> [Assigned task]: Repeat every entry exactly. Leave nothing out.
(Records begins)
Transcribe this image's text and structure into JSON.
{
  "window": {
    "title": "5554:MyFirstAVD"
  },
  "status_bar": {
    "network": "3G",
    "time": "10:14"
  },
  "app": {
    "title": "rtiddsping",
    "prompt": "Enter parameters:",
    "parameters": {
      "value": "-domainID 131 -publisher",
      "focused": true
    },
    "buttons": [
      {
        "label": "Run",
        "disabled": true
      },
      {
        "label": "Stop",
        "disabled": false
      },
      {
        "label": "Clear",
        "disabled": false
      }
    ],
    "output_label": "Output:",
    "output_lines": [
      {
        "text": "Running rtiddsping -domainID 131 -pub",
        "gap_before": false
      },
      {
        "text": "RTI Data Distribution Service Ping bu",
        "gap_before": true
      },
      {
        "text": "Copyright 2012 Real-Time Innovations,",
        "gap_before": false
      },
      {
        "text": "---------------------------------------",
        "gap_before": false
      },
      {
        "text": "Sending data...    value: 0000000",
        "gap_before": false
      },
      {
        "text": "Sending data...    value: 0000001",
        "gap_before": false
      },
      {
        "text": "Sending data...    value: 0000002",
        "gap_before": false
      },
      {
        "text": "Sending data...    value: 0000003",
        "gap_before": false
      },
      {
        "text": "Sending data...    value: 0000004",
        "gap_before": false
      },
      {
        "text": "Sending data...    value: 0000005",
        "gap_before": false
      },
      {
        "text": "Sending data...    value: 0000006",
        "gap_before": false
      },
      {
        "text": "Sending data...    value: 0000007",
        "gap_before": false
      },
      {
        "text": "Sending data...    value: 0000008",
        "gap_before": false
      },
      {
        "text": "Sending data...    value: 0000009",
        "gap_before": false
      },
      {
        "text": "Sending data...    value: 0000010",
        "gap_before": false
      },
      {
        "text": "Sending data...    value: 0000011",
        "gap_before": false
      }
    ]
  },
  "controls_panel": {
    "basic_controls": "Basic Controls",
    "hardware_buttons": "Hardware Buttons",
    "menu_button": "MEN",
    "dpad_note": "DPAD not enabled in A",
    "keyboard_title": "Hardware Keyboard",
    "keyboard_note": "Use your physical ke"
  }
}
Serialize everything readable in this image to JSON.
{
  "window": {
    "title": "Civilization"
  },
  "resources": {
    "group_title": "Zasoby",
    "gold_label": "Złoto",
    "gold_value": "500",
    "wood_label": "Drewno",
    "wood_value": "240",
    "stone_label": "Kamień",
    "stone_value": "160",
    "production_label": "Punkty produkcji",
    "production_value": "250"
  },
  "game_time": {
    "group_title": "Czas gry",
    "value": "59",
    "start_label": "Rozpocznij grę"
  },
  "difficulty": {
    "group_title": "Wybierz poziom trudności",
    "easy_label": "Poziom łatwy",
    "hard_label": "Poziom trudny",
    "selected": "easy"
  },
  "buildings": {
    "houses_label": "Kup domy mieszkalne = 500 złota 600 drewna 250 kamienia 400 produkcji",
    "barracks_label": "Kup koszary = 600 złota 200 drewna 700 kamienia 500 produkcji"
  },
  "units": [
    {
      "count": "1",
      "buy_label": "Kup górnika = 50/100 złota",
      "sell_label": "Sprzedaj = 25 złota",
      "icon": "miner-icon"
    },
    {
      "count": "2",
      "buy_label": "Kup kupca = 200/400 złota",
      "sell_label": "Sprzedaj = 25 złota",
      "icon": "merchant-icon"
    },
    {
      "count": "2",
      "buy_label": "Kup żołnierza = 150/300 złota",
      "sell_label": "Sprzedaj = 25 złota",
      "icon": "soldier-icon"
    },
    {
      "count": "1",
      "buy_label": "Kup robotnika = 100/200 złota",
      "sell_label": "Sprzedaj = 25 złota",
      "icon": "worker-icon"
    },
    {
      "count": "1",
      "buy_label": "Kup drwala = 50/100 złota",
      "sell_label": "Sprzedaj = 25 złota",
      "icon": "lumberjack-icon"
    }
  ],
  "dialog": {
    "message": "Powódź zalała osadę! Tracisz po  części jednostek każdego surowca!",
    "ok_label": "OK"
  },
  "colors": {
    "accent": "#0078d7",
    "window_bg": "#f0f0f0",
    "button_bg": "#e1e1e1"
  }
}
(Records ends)
> [Solution to this problem]:
Transcribe this image's text and structure into JSON.
{
  "window": {
    "title": "5554:MyFirstAVD"
  },
  "status_bar": {
    "network": "3G",
    "time": "10:14"
  },
  "app": {
    "title": "rtiddsping",
    "prompt": "Enter parameters:",
    "parameters": {
      "value": "-domainID 131 -publisher",
      "focused": true
    },
    "buttons": [
      {
        "label": "Run",
        "disabled": true
      },
      {
        "label": "Stop",
        "disabled": false
      },
      {
        "label": "Clear",
        "disabled": false
      }
    ],
    "output_label": "Output:",
    "output_lines": [
      {
        "text": "Running rtiddsping -domainID 131 -pub",
        "gap_before": false
      },
      {
        "text": "RTI Data Distribution Service Ping bu",
        "gap_before": true
      },
      {
        "text": "Copyright 2012 Real-Time Innovations,",
        "gap_before": false
      },
      {
        "text": "---------------------------------------",
        "gap_before": false
      },
      {
        "text": "Sending data...    value: 0000000",
        "gap_before": false
      },
      {
        "text": "Sending data...    value: 0000001",
        "gap_before": false
      },
      {
        "text": "Sending data...    value: 0000002",
        "gap_before": false
      },
      {
        "text": "Sending data...    value: 0000003",
        "gap_before": false
      },
      {
        "text": "Sending data...    value: 0000004",
        "gap_before": false
      },
      {
        "text": "Sending data...    value: 0000005",
        "gap_before": false
      },
      {
        "text": "Sending data...    value: 0000006",
        "gap_before": false
      },
      {
        "text": "Sending data...    value: 0000007",
        "gap_before": false
      },
      {
        "text": "Sending data...    value: 0000008",
        "gap_before": false
      },
      {
        "text": "Sending data...    value: 0000009",
        "gap_before": false
      },
      {
        "text": "Sending data...    value: 0000010",
        "gap_before": false
      },
      {
        "text": "Sending data...    value: 0000011",
        "gap_before": false
      }
    ]
  },
  "controls_panel": {
    "basic_controls": "Basic Controls",
    "hardware_buttons": "Hardware Buttons",
    "menu_button": "MEN",
    "dpad_note": "DPAD not enabled in A",
    "keyboard_title": "Hardware Keyboard",
    "keyboard_note": "Use your physical ke"
  }
}
Serialize everything readable in this image to JSON.
{
  "window": {
    "title": "Civilization"
  },
  "resources": {
    "group_title": "Zasoby",
    "gold_label": "Złoto",
    "gold_value": "500",
    "wood_label": "Drewno",
    "wood_value": "240",
    "stone_label": "Kamień",
    "stone_value": "160",
    "production_label": "Punkty produkcji",
    "production_value": "250"
  },
  "game_time": {
    "group_title": "Czas gry",
    "value": "59",
    "start_label": "Rozpocznij grę"
  },
  "difficulty": {
    "group_title": "Wybierz poziom trudności",
    "easy_label": "Poziom łatwy",
    "hard_label": "Poziom trudny",
    "selected": "easy"
  },
  "buildings": {
    "houses_label": "Kup domy mieszkalne = 500 złota 600 drewna 250 kamienia 400 produkcji",
    "barracks_label": "Kup koszary = 600 złota 200 drewna 700 kamienia 500 produkcji"
  },
  "units": [
    {
      "count": "1",
      "buy_label": "Kup górnika = 50/100 złota",
      "sell_label": "Sprzedaj = 25 złota",
      "icon": "miner-icon"
    },
    {
      "count": "2",
      "buy_label": "Kup kupca = 200/400 złota",
      "sell_label": "Sprzedaj = 25 złota",
      "icon": "merchant-icon"
    },
    {
      "count": "2",
      "buy_label": "Kup żołnierza = 150/300 złota",
      "sell_label": "Sprzedaj = 25 złota",
      "icon": "soldier-icon"
    },
    {
      "count": "1",
      "buy_label": "Kup robotnika = 100/200 złota",
      "sell_label": "Sprzedaj = 25 złota",
      "icon": "worker-icon"
    },
    {
      "count": "1",
      "buy_label": "Kup drwala = 50/100 złota",
      "sell_label": "Sprzedaj = 25 złota",
      "icon": "lumberjack-icon"
    }
  ],
  "dialog": {
    "message": "Powódź zalała osadę! Tracisz po  części jednostek każdego surowca!",
    "ok_label": "OK"
  },
  "colors": {
    "accent": "#0078d7",
    "window_bg": "#f0f0f0",
    "button_bg": "#e1e1e1"
  }
}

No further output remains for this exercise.